The Globe Theatre.
In 1949, an American actor Sam Wanamaker came to London and decided to visit the site of the famous Globe Theatre where Shakespeare had staged his plays. All he found, however, was a plaque on the wall of a brewery: "Here stood the Globe Playhouse of Shakespeare". Wanamaker was so shocked that he decided to rebuild the Globe.
It took many years to raise the money, get permission and find out exactly what the place looked like in the old days.
On June 12 1997, Her Majesty the Queen opened the International Shakespeare Globe Centre, the re-creation of Shakespeare's theatre. Unfortunately, Sam Wanamaker died in 1993 and wasn't in the audience to see his dream finally come true.
Today, you can visit the beautiful new Globe, and in summer you can even see a play performed as it would have been in Shakespeare's day.
The architects who have worked on the building believe the new theatre is as close to the original as it is possible to be.
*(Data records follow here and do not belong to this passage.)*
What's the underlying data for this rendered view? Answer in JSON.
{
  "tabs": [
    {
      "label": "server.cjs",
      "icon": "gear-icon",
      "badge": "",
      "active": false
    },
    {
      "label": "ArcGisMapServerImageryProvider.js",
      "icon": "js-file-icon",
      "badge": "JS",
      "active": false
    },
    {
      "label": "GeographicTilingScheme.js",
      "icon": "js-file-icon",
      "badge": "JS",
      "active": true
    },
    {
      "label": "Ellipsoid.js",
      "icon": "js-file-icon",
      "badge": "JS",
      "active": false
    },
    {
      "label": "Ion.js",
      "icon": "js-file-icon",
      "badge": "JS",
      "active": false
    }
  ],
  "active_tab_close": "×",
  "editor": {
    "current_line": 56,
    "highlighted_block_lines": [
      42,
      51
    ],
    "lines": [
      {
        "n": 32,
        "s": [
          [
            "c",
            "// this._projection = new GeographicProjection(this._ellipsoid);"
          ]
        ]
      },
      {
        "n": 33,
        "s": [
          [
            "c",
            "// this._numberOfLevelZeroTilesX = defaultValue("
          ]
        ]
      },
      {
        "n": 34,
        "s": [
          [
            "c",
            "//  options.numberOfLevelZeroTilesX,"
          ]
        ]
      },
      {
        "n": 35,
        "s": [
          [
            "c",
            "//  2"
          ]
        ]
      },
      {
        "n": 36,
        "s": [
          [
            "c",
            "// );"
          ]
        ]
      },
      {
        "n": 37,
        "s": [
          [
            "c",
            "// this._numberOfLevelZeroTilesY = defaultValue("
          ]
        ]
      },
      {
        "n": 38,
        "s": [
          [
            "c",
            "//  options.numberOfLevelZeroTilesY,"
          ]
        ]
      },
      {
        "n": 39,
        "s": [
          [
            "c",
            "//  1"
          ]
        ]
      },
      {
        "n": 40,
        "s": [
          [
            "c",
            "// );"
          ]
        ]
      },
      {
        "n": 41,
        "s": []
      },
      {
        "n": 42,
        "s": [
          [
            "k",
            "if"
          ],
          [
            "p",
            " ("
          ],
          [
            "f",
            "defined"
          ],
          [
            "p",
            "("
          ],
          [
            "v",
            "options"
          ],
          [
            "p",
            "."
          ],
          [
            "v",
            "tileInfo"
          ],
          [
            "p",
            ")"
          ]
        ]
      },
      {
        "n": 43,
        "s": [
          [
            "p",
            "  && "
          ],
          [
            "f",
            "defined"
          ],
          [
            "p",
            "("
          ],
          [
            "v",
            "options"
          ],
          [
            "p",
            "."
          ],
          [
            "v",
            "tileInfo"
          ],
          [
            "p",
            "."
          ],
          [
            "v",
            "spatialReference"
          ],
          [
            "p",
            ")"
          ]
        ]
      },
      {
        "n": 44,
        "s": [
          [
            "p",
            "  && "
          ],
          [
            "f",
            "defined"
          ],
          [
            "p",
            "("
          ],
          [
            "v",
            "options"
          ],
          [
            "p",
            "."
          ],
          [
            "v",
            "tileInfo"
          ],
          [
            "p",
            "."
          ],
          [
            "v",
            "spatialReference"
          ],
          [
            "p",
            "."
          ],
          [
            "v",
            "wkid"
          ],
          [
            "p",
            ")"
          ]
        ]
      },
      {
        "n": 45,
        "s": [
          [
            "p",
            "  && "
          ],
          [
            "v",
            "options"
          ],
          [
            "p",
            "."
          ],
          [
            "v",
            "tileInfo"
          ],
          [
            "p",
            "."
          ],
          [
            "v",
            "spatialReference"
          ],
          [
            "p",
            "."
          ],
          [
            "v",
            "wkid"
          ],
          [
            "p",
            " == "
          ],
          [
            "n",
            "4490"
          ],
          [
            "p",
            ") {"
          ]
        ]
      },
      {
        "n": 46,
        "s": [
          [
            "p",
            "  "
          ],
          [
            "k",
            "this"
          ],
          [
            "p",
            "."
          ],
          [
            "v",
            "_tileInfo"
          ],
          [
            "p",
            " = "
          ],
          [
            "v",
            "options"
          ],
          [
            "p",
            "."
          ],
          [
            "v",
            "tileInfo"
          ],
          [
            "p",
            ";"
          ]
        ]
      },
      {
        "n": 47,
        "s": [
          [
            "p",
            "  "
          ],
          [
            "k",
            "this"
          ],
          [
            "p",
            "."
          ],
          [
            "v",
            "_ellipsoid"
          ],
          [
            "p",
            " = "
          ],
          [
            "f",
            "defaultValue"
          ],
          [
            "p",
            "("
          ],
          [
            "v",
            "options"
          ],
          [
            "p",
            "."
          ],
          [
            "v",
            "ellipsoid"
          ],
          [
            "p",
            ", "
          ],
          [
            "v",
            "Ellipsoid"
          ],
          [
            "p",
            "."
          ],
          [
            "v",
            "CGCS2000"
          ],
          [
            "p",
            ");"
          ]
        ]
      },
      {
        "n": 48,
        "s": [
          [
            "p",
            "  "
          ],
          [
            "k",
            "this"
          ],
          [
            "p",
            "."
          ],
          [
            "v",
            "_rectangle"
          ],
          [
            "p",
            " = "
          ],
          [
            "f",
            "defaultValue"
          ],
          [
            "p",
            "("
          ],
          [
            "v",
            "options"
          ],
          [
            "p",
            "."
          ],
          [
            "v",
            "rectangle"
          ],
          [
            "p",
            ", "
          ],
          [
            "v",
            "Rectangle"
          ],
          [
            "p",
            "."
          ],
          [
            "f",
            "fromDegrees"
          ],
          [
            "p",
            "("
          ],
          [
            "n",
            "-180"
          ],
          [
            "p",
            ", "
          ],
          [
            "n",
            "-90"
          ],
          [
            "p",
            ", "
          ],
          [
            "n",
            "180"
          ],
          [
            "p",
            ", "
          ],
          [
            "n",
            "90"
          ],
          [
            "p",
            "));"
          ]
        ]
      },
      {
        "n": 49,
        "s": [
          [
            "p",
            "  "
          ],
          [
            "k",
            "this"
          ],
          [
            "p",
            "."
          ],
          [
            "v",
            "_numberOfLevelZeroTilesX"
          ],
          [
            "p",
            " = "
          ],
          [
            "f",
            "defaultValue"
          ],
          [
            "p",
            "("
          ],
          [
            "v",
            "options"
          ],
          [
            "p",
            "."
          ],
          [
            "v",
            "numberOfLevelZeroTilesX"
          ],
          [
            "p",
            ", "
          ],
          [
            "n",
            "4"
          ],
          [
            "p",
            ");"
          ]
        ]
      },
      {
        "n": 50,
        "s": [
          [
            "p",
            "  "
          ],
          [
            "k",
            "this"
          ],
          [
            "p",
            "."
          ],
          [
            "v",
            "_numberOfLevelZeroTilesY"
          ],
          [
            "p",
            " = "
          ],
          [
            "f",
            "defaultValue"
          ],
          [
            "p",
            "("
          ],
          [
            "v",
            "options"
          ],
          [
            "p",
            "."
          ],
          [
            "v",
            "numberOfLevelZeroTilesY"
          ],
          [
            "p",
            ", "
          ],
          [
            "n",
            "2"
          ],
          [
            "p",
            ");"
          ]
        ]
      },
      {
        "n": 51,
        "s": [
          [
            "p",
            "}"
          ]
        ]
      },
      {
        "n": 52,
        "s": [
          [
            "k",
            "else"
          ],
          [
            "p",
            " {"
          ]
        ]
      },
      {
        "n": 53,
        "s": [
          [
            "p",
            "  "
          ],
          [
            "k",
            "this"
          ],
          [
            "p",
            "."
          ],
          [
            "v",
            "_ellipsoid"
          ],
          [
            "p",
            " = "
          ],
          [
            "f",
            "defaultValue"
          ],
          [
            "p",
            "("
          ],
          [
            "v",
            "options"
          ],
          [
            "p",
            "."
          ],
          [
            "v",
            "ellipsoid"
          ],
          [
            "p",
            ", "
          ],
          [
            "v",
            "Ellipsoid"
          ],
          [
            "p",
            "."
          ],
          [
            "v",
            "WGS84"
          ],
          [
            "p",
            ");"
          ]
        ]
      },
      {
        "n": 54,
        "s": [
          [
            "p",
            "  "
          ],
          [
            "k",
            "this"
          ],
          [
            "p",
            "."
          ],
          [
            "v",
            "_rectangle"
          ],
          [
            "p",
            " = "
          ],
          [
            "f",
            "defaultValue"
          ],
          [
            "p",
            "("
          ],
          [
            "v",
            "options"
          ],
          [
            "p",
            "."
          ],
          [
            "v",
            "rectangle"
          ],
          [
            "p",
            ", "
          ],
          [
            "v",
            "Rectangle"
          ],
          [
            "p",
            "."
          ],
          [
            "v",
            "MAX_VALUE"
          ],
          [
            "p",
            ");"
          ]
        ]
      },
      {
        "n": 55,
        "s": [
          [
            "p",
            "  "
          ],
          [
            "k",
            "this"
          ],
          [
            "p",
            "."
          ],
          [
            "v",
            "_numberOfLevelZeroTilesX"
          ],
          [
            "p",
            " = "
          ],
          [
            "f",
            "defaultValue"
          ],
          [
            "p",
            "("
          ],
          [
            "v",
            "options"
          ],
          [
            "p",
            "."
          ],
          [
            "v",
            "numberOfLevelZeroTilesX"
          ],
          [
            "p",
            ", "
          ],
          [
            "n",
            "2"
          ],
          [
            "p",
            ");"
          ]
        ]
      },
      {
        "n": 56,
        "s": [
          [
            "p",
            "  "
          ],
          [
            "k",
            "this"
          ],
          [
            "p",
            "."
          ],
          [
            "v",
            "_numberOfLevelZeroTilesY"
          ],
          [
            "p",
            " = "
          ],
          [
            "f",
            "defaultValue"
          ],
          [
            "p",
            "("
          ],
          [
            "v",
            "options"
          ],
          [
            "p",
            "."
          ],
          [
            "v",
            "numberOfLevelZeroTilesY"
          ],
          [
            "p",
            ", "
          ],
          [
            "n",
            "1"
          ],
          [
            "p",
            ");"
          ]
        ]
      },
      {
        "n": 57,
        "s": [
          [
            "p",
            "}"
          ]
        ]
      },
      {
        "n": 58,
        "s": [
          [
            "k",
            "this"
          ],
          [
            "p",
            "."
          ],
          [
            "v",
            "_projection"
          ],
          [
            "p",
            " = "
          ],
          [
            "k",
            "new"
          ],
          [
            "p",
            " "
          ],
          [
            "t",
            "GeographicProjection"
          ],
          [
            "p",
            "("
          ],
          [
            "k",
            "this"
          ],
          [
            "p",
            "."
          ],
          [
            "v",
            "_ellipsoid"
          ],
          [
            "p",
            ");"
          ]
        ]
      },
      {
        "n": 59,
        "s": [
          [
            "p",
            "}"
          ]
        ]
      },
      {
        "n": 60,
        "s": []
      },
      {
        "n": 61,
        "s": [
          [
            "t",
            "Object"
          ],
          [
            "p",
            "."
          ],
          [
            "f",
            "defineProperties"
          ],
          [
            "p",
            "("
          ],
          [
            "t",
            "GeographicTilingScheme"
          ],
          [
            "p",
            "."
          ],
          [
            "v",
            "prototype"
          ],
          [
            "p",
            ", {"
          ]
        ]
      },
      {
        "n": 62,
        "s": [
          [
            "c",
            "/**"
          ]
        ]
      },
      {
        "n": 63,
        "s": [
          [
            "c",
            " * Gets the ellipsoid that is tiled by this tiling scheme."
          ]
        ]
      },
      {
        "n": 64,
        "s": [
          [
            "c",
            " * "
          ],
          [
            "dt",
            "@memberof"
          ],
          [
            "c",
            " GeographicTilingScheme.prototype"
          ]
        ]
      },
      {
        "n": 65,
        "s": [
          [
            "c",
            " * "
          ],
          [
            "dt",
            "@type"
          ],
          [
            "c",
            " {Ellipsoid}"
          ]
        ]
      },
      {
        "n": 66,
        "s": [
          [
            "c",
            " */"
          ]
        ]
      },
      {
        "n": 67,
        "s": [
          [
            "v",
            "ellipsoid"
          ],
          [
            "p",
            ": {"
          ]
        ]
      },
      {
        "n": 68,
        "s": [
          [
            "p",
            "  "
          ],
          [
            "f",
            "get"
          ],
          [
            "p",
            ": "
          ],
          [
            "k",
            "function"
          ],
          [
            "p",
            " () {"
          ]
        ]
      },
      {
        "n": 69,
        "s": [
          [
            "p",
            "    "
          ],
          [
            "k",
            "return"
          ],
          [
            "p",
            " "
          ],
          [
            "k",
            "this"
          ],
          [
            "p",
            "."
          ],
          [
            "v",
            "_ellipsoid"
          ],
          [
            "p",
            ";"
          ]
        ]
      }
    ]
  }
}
Shows at the new Globe are staged in much the same way as they were then — with no scenery, spotlights or microphones. And, as in Shakespeare's time, the crowd is free to join in, calling out to the actors and getting involved in the story.
Women now play on the stage of the Globe, but on special occasions you can experience Shakespeare's plays the way his audience would have: an all-male performance in original clothing and without interval. If it rains, however, you'll be given a rain hat so that you wouldn't get wet to the skin.
The theatre's artistic director, Mark Rylance, says that his dream is "to reawaken a love of words — a theatre for the heart, not just the intellect". He expects the audiences to move around, talk, drink beer and throw fruit at the actors as they did in Shakespeare's time.

Last Updated (Friday, 19 February 2010 16:09)